■ Work request
All lines after the one containing "Output a JSON" are needed, along with that line itself. Please repeat them exactly through the end of the entries.

Entries shown START

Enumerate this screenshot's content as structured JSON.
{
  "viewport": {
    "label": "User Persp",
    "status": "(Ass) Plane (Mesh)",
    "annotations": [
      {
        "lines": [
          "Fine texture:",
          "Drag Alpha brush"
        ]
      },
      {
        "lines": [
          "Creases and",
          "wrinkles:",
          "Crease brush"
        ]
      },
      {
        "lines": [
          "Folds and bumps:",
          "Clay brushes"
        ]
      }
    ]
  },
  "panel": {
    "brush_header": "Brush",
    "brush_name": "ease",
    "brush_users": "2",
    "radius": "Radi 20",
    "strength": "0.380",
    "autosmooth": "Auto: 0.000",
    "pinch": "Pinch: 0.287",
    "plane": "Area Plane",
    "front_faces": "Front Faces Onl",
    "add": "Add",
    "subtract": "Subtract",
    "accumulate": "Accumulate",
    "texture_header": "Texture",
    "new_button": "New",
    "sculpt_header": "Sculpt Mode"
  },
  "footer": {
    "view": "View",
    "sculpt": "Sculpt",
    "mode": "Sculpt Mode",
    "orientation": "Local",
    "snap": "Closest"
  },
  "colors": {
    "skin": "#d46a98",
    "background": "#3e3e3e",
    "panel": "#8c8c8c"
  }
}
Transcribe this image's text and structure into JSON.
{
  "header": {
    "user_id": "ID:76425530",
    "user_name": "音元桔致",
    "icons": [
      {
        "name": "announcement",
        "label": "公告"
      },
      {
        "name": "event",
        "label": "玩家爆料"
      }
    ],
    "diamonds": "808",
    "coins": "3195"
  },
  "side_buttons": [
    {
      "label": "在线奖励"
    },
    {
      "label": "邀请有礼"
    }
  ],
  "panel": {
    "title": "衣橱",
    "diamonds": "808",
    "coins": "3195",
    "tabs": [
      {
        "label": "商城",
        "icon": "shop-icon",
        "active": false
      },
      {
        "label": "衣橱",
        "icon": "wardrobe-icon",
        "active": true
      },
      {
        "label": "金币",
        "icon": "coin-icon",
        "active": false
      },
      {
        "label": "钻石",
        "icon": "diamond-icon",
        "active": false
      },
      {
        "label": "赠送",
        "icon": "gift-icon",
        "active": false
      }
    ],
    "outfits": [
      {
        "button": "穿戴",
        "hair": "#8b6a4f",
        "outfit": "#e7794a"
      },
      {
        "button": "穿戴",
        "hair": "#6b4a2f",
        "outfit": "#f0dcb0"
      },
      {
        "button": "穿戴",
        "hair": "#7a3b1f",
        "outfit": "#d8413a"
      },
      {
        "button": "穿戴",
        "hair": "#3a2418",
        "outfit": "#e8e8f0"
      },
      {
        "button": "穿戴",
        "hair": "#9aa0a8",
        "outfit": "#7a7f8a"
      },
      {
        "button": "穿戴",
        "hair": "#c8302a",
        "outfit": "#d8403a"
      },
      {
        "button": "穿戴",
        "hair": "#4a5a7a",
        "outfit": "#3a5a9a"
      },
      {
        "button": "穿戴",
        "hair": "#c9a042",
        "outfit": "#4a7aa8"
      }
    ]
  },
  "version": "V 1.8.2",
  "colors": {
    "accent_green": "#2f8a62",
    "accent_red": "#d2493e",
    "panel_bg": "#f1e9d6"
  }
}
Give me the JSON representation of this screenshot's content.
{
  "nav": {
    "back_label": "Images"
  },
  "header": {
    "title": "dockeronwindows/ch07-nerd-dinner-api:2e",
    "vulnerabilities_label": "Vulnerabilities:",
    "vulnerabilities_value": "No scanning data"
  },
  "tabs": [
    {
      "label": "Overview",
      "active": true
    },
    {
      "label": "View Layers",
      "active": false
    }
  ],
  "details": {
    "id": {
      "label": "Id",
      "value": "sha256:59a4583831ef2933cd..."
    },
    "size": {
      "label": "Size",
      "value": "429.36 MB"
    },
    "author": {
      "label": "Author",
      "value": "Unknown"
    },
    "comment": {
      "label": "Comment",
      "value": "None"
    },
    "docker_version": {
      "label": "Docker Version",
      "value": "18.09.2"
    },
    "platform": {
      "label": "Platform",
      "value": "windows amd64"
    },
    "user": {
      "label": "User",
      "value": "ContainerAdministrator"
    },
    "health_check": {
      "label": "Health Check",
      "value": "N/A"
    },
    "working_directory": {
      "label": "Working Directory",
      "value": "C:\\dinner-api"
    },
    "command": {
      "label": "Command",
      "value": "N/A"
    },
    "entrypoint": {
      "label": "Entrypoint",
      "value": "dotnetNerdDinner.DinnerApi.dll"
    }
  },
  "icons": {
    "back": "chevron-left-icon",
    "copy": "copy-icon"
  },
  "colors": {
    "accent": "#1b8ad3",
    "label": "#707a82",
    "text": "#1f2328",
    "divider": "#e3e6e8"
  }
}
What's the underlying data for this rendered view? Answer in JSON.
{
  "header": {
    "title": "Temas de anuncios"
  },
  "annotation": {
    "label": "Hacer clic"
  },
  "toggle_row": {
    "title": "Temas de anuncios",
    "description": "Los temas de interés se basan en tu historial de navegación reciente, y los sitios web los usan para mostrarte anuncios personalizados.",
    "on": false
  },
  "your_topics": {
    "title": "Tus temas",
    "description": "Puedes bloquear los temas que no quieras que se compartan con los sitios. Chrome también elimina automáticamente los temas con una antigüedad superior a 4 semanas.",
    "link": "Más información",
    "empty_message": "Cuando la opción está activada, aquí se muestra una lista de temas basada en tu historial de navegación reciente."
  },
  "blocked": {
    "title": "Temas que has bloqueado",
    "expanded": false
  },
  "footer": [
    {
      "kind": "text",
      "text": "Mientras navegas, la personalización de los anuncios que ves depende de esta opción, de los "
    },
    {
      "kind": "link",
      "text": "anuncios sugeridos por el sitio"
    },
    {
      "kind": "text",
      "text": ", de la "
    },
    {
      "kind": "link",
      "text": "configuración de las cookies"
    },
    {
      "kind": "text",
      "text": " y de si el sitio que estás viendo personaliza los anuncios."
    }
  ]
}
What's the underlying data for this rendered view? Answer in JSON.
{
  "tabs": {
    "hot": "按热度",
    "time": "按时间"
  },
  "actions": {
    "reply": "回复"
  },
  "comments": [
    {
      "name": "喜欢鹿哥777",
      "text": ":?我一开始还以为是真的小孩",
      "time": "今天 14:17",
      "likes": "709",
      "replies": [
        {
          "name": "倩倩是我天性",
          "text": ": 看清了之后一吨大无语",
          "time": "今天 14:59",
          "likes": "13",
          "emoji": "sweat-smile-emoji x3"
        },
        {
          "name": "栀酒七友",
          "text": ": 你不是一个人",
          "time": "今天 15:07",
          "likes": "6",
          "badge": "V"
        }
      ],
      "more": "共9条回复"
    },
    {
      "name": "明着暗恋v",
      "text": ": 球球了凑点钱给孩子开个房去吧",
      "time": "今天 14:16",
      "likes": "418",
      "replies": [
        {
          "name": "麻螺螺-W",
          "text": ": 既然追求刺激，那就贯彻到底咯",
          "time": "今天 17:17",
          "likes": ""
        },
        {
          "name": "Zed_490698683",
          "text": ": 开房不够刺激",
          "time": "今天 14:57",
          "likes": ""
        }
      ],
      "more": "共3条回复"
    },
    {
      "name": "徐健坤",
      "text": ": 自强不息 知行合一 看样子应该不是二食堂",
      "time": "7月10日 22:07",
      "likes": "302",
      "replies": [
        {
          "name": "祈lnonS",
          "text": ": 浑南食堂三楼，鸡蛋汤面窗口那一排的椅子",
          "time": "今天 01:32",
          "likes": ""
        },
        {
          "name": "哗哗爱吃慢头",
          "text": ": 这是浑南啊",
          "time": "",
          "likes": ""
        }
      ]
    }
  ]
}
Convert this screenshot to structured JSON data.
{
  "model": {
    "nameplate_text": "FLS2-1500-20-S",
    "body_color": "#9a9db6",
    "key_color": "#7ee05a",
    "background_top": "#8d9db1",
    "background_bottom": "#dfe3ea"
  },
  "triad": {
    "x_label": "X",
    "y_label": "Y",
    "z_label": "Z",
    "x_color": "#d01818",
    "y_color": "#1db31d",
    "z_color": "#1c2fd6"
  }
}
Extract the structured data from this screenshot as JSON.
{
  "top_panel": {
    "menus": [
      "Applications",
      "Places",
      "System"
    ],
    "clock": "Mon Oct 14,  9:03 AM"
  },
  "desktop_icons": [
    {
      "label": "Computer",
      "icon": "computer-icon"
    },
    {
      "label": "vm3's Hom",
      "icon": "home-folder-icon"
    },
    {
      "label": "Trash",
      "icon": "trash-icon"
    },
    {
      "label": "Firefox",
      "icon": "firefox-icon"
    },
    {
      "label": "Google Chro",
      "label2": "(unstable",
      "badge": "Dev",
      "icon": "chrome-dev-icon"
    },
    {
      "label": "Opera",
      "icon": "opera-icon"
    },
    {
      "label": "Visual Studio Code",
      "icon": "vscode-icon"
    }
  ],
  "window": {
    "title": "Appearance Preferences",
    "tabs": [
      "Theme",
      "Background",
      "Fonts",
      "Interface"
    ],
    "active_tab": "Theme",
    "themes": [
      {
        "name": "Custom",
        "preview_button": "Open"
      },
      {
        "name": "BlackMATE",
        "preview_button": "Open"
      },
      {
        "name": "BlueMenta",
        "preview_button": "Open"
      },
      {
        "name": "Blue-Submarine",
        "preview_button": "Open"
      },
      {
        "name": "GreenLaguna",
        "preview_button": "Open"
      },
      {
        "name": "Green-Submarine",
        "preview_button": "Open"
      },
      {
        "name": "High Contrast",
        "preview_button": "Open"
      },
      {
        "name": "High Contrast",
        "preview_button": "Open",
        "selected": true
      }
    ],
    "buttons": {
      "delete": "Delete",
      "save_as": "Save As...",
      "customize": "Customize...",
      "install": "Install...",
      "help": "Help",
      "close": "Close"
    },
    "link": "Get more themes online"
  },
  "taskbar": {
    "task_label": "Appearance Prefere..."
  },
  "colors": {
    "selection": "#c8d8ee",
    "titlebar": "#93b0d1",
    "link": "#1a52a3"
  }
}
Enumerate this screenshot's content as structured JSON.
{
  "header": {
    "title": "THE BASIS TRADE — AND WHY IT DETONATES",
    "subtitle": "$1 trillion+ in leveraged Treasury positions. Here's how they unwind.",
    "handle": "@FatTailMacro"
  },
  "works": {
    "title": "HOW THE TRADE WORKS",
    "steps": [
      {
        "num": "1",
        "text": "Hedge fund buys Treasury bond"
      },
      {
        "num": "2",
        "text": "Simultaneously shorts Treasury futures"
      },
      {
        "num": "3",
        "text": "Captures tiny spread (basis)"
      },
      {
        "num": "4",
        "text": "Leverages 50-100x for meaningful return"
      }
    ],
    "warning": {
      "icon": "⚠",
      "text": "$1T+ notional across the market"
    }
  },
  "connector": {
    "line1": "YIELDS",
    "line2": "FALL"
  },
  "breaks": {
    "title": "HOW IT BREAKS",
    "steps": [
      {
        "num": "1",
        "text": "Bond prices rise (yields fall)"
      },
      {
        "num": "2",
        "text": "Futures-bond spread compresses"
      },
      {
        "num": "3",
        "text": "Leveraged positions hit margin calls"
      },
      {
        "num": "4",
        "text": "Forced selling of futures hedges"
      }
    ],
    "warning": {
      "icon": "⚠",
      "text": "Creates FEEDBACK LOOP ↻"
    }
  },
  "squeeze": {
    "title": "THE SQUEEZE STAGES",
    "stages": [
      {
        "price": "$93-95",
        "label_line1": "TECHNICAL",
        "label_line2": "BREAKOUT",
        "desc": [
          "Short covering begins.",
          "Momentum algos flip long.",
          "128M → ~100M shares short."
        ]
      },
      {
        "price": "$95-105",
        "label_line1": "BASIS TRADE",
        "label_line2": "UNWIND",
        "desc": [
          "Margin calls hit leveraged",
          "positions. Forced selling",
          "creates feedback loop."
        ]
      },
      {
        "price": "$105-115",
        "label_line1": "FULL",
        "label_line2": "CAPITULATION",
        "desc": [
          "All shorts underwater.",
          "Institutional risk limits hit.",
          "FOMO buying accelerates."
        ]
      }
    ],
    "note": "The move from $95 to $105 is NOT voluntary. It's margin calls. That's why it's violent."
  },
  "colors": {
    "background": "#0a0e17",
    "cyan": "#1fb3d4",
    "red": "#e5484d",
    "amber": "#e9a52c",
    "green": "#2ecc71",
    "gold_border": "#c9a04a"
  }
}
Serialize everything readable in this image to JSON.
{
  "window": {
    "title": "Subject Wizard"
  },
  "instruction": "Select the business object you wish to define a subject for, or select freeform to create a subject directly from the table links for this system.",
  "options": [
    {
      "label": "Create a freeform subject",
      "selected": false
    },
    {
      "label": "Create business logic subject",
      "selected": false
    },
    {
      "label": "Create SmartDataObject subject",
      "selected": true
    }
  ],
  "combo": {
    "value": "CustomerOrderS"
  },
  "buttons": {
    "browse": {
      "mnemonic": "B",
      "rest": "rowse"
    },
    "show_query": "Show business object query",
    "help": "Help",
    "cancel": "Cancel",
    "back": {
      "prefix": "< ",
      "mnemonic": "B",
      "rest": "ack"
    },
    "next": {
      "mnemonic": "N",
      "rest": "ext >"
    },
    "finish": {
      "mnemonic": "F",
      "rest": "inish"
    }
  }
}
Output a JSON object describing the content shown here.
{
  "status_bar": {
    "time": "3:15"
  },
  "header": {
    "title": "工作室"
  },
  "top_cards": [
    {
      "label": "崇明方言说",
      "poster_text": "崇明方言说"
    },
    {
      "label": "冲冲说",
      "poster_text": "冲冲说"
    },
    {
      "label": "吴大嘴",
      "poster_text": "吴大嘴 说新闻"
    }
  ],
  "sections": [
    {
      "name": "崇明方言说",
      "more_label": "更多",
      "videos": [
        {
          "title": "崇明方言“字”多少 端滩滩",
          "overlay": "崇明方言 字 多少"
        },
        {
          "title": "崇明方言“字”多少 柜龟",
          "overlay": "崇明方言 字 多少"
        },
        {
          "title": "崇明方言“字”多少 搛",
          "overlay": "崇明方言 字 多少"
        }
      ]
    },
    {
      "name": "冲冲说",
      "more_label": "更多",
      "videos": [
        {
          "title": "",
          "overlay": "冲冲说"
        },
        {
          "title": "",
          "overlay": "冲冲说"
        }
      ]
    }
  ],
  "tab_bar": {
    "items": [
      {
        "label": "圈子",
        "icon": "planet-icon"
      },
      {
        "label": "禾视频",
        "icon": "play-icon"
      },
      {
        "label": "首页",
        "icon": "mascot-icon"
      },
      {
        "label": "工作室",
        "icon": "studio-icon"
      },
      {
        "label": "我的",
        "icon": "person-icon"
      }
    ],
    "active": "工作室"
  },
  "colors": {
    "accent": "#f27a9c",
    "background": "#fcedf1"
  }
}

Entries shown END

■ The completed task
Output a JSON object describing the content shown here.
{
  "status_bar": {
    "time": "3:15"
  },
  "header": {
    "title": "工作室"
  },
  "top_cards": [
    {
      "label": "崇明方言说",
      "poster_text": "崇明方言说"
    },
    {
      "label": "冲冲说",
      "poster_text": "冲冲说"
    },
    {
      "label": "吴大嘴",
      "poster_text": "吴大嘴 说新闻"
    }
  ],
  "sections": [
    {
      "name": "崇明方言说",
      "more_label": "更多",
      "videos": [
        {
          "title": "崇明方言“字”多少 端滩滩",
          "overlay": "崇明方言 字 多少"
        },
        {
          "title": "崇明方言“字”多少 柜龟",
          "overlay": "崇明方言 字 多少"
        },
        {
          "title": "崇明方言“字”多少 搛",
          "overlay": "崇明方言 字 多少"
        }
      ]
    },
    {
      "name": "冲冲说",
      "more_label": "更多",
      "videos": [
        {
          "title": "",
          "overlay": "冲冲说"
        },
        {
          "title": "",
          "overlay": "冲冲说"
        }
      ]
    }
  ],
  "tab_bar": {
    "items": [
      {
        "label": "圈子",
        "icon": "planet-icon"
      },
      {
        "label": "禾视频",
        "icon": "play-icon"
      },
      {
        "label": "首页",
        "icon": "mascot-icon"
      },
      {
        "label": "工作室",
        "icon": "studio-icon"
      },
      {
        "label": "我的",
        "icon": "person-icon"
      }
    ],
    "active": "工作室"
  },
  "colors": {
    "accent": "#f27a9c",
    "background": "#fcedf1"
  }
}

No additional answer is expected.